More recently a Teflon/ PVC round was used which was fired at lower limbs at a distance of 20-40 m. These rounds, weighing 135g (similar to a cricket ball) had greater stability during flight, and were therefore more accurate. In a similar way to shotgun pellets, these rounds transmit all of their energy to the target on impact, and are designed to cause pain and bruising in order to give rioters a disincentive to continue throwing ‘Molotov cocktails’ and stones etc.
Injuries caused include;:
injuries caused by air weapons
Air weapons have a low muzzle velocity, and consequently give rise to fairly minor injuries such as bruising and abrasions. Cassidy (2000) refers to experiments carried out in the early 1980’s by DiMaio (1999) which found that the maximum air gun muzzle velocity of 80-105 m/s approaches the minimum found to actually perforate skin (75-101 m/s), and the striking velocity is less than the muzzle velocity in any case. She concludes that these weapons are usually harmless beyond a range of 100m unless the weapon has been modified in some way.
Where the airgun pellet enters the orbit, however, more serious injury or even death can occur, and children accidentally discharging these weapons may lose an eye or even die from brain injury if the pellet perforates the fragile orbital plates.
- Breitenecker R. (1969), ‘Shotgun wound patterns’, American Journal of Clinical Pathology 52(3):258-269
- Cassidy M (2000), ‘Smooth-bore firearm injuries’, Chapter 5 In: Mason J.K. and Purdue B.N (Ed) ‘The Pathology of Trauma’, 3rd Ed Arnold Publishers
- Dana S.E., Di Maio V.J.M. (2003), ‘Gunshot trauma’, Chapter 12 In: Payne-James J.J., Busuttil A., Smock W. (Ed), ‘Forensic Medicine: Clinical and Pathological Aspects’, Greenwich Medical Media
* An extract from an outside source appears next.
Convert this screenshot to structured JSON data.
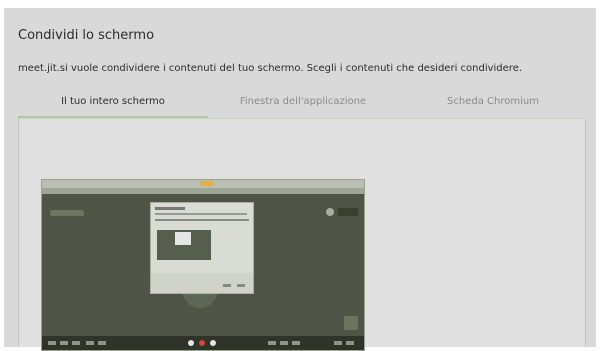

- Di Maio V.J.M (1999), ‘Gunshot Wounds – Practical aspects of firearms, ballistics, and forensic techniques’, 2nd Ed CRC Press
- Knight B. (1996), ‘Forensic Pathology’, 2nd Ed, Arnold Publishers
- Spitz W.U. (1993)(Ed), ‘Spitz and Fisher’s Medicolegal Investigation of Death – Guidelines for the application of pathology to crime investigation’, 3rd Ed Charles C Thomas Publishers